Before I come across as branding people as intolerant, holier-than-thou, close-minded bigots, let me qualify my position. I don’t believe every person behaves in this manner. I’ve seen many inspiring examples to the contrary. Even the most passionate of us find it much easier to label and dismiss an entire group of people than we do to be confronted by an individual and have to support our misconceptions. There are seemingly always these types of people we know personally and view them as the “exception to the rule”.
For me personally, I find very few things as satisfying as showing another person that they cannot simply pigeonhole me based on their assumptions of what I believe and why I might believe so. I’ve learned that valuable lesson in my younger years by being intellectually pounded for my ignorance and egregious postulation. As humiliated as I could feel, I treat them as some of the best lessons I’ve ever received. When confronted, the boxes I put myself and others into were coming undone at the corners, exposing the lack of contents I had used to form suppositions.

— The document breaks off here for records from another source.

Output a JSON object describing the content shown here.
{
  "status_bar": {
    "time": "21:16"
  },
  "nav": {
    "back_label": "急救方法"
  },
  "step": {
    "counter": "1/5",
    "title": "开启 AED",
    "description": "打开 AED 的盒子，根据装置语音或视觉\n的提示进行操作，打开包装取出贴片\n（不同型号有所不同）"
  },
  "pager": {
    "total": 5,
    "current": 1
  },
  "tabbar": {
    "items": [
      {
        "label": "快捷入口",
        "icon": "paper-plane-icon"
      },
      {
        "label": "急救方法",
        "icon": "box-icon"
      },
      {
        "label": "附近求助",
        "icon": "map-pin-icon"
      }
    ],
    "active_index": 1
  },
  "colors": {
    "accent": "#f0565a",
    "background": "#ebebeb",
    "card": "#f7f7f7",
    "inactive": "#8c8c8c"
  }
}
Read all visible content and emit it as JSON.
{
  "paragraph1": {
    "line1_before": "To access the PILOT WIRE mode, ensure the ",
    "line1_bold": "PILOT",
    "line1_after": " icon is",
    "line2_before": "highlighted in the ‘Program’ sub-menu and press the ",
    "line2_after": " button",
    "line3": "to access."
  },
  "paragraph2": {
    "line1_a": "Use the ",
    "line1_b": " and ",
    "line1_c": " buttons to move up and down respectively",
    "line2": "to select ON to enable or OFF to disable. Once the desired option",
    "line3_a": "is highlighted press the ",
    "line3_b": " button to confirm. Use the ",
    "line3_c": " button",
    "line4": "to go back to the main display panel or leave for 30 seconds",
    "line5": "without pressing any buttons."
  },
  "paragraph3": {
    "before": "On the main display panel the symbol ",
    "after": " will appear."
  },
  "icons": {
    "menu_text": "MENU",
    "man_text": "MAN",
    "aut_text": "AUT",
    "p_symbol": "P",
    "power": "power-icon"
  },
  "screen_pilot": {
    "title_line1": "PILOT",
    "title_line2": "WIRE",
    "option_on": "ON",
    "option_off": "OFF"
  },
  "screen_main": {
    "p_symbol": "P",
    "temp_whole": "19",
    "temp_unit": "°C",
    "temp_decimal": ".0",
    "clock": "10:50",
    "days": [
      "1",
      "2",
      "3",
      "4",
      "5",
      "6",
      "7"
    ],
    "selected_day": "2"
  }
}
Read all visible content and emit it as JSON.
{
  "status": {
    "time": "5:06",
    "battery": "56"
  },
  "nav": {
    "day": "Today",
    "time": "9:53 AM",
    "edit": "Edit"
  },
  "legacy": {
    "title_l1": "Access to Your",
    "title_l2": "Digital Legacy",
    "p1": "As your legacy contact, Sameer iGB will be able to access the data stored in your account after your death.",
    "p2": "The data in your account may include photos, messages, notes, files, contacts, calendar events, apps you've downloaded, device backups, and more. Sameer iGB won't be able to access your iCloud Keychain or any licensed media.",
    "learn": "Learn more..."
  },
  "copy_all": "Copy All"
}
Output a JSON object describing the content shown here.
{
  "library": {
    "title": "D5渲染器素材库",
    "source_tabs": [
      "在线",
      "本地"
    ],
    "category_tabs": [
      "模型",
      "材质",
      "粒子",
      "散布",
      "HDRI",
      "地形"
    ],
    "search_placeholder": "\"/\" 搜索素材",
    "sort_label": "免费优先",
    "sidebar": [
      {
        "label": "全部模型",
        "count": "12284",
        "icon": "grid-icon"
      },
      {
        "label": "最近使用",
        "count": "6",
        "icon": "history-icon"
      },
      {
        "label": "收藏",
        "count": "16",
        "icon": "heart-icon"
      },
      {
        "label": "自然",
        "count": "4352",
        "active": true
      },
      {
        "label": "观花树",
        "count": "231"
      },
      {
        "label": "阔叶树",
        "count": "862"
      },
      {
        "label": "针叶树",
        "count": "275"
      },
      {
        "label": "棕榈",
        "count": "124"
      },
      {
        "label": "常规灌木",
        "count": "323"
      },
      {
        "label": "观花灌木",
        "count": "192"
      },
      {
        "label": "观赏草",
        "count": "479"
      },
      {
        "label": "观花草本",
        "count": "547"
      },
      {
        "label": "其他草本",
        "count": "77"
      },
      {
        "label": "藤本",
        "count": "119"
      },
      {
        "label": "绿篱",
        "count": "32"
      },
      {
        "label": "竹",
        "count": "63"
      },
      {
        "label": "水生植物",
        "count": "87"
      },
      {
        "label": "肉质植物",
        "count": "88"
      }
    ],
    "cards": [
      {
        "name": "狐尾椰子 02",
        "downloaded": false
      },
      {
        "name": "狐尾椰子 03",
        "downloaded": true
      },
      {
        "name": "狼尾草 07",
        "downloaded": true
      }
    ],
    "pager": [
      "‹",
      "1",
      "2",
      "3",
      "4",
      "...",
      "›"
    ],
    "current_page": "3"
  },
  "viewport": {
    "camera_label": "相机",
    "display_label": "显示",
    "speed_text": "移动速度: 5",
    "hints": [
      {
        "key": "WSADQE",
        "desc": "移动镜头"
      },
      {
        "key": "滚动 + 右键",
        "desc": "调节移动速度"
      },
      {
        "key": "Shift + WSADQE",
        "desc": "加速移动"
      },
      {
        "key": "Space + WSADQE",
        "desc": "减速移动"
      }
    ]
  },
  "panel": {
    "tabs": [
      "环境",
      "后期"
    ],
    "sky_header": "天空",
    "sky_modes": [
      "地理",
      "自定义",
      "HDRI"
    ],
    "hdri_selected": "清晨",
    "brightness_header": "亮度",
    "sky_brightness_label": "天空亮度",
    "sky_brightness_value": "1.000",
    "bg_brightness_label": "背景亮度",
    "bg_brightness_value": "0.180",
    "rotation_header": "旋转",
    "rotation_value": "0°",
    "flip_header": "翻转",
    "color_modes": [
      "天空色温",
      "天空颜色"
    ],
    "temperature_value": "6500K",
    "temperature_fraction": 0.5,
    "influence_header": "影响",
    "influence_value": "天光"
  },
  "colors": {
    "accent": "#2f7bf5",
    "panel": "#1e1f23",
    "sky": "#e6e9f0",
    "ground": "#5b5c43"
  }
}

The important thing to realize is that opinions can come from a good or a bad place. Just because somebody thinks differently than you does not make them wrong, and even if you believe with all of your being that they are wrong, it does not make them a bad person or make their intentions less honorable. Moreover, somebody may simply lack the eloquence to express themselves, but that alone should not stand as an indictment of their philosophy. The ability to communicate effectively is very powerful, though nobody should suppose accomplished oratory defines right or wrong in itself. Most often we just want what is best for ourselves and others, believing that our opinions would be to the benefit of everybody, regardless of how we present them.
To label and dismiss somebody is to cheat yourself of exploring the unique way they arrived at their conclusions. Sharing your disagreements is such a beautiful and rewarding experience that to then purposely learn nothing by closing yourself to those who might inspire you to think in favor of those who won’t is an awful waste. I understand that I like discourse more than most people I know but harnessing any measure of prejudice against one another by not discussing our differences openly, intently, and politely, we only serve to continue our animosity and distrust. Plus, I’m sure you would discover we all agree on a lot more than we think.
I prefer to define myself, not have my labels do it for me.